mound of failures she’s collected. Because of course there are the rejection slips.


At first, she had kept all the letters , and had even faithfully archived the emails , believing (like
the little naive fool she had been) that when she was successful, she could look back on them
and smile ! She’d mapped her life out like the plot of a bildungsroman : first the rejections,
which were to be expected( they were part of the package, weren’t they?). Then she’d find hope
and rise into the climax of her story, having triumphed over the odds, with several illustrious
publications on her resume and phone calls from publishing companies begging to sign her on.

Now, she trashes the rejection slips.

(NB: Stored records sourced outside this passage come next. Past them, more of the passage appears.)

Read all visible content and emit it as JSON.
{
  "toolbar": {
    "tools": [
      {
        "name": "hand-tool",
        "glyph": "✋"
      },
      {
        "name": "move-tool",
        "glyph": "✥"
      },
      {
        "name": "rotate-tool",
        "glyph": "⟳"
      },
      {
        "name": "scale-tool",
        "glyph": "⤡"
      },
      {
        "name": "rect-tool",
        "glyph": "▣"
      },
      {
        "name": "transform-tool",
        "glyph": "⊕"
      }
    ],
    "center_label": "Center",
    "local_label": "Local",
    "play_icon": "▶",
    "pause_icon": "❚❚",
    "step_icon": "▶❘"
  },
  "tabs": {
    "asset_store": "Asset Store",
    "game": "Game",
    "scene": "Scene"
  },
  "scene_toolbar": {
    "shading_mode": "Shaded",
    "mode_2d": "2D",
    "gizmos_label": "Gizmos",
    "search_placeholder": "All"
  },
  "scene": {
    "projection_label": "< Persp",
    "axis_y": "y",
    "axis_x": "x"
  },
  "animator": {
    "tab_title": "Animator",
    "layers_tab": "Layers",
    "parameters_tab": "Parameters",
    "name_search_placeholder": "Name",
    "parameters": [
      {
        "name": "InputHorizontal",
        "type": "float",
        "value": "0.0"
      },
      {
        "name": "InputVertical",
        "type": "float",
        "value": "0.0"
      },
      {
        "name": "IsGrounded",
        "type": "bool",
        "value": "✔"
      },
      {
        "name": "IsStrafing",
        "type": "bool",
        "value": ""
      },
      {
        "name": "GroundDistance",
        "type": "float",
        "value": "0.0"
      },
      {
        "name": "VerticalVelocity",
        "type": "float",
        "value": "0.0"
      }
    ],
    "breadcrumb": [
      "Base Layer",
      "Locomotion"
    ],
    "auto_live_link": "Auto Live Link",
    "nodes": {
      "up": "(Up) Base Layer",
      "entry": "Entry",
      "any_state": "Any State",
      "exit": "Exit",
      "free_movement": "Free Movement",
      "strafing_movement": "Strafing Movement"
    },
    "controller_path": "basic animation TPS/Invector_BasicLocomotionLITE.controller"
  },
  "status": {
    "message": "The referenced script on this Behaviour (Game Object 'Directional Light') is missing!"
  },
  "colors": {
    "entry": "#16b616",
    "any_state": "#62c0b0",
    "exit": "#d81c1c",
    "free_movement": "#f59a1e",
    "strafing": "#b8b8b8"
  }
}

Hope is sickening.


Her parents sometimes visit, always with casseroles and Tupperware boxes filled with food,
certain she must be starving herself to pay the rent. They sit on the edge of the sofa, and relate to
her their own stories: her sister ‘s new car, her brother’s latest bonus. Their story about Rita is a
tragedy; the tale of a girl foolish enough to follow her own dreams, only to be crushed under the
weight of broken wishes.


Rita listens, and she wonders why the hell she does this, asks herself the same questions her
parents do. Why she’s chosen late nights and unwashed hair and cold cereal as her staple meal
when she could have had anything else. There are days when she wants to demand her seventeen
-year -old self why she chose creative writing as her major of choice . She doesn’t realize that
she knows the answer. The answer is in those moments when she’s trapped in a cocoon of her

own words and dead to the world outside. When she’s so busy building an imaginary universe ,
letter by letter, that she forgets the one she’s living in. She doesn’t know yet that she ‘s chosen
happiness, but she will one day.


Because although on most days it sucks to be human and needy and full of feeling, there are
days when she doesn’t smile fake smiles. Because although there are nights when her tears and
her cries are her lullabies, there are also nights when she ‘s wide awake, and dancing to Kelly
Clarkson , and from the way she’s waving those arms you’d think she’d won the lottery or
something. But it’s not that - it’s that someone left a nice comment on her blog- it’s that a
magazine accepted one of her short stories. Because right now she is human, and imperfect, and
full of a happiness no robot (and not many other people) could ever understand, and that feels
absurdly, ridiculously, wonderful.



Jyotsna Nair is a seventeen-year old currently  living in Kerala, India. Her work has previously been published in Canvas Literary Journal, Cathartic Youth Literary Journal, Ogma Magazine, and The Apprentice Writer. She is a firm believer in the power of banana bread, and has been known to consume copious amounts in alarmingly short intervals of time. In her free time, she enjoys exploring other worlds, both real and imaginary.